━━━━━ RECORDS FOR PROCESSING

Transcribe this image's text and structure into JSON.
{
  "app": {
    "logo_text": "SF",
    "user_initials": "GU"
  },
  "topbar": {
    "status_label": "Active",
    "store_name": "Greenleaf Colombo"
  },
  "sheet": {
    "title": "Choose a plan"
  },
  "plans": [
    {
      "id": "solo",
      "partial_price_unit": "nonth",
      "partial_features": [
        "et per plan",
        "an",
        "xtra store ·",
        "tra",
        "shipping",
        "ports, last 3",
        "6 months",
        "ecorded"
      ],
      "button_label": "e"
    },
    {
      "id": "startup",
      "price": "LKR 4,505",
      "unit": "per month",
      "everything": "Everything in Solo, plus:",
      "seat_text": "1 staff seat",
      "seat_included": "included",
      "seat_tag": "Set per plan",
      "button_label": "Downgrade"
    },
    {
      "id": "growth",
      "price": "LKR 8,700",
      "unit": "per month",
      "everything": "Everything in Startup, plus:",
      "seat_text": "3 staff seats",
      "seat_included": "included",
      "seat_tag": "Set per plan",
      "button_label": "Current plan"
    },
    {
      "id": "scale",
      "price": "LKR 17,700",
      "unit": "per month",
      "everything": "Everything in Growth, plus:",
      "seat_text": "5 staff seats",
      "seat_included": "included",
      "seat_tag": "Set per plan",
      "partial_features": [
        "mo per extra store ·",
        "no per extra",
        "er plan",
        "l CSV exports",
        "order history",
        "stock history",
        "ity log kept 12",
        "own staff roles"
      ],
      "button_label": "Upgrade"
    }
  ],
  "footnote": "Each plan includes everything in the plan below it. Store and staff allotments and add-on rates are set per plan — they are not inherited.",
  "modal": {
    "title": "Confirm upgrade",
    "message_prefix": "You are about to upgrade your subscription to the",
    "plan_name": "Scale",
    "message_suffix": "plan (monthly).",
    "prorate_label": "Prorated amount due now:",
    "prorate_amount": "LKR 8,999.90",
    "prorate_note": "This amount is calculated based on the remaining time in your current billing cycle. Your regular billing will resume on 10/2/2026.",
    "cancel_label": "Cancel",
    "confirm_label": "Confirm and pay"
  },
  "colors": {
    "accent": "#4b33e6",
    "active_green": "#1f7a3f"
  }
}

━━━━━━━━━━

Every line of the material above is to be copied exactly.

Transcribe this image's text and structure into JSON.
{
  "app": {
    "logo_text": "SF",
    "user_initials": "GU"
  },
  "topbar": {
    "status_label": "Active",
    "store_name": "Greenleaf Colombo"
  },
  "sheet": {
    "title": "Choose a plan"
  },
  "plans": [
    {
      "id": "solo",
      "partial_price_unit": "nonth",
      "partial_features": [
        "et per plan",
        "an",
        "xtra store ·",
        "tra",
        "shipping",
        "ports, last 3",
        "6 months",
        "ecorded"
      ],
      "button_label": "e"
    },
    {
      "id": "startup",
      "price": "LKR 4,505",
      "unit": "per month",
      "everything": "Everything in Solo, plus:",
      "seat_text": "1 staff seat",
      "seat_included": "included",
      "seat_tag": "Set per plan",
      "button_label": "Downgrade"
    },
    {
      "id": "growth",
      "price": "LKR 8,700",
      "unit": "per month",
      "everything": "Everything in Startup, plus:",
      "seat_text": "3 staff seats",
      "seat_included": "included",
      "seat_tag": "Set per plan",
      "button_label": "Current plan"
    },
    {
      "id": "scale",
      "price": "LKR 17,700",
      "unit": "per month",
      "everything": "Everything in Growth, plus:",
      "seat_text": "5 staff seats",
      "seat_included": "included",
      "seat_tag": "Set per plan",
      "partial_features": [
        "mo per extra store ·",
        "no per extra",
        "er plan",
        "l CSV exports",
        "order history",
        "stock history",
        "ity log kept 12",
        "own staff roles"
      ],
      "button_label": "Upgrade"
    }
  ],
  "footnote": "Each plan includes everything in the plan below it. Store and staff allotments and add-on rates are set per plan — they are not inherited.",
  "modal": {
    "title": "Confirm upgrade",
    "message_prefix": "You are about to upgrade your subscription to the",
    "plan_name": "Scale",
    "message_suffix": "plan (monthly).",
    "prorate_label": "Prorated amount due now:",
    "prorate_amount": "LKR 8,999.90",
    "prorate_note": "This amount is calculated based on the remaining time in your current billing cycle. Your regular billing will resume on 10/2/2026.",
    "cancel_label": "Cancel",
    "confirm_label": "Confirm and pay"
  },
  "colors": {
    "accent": "#4b33e6",
    "active_green": "#1f7a3f"
  }
}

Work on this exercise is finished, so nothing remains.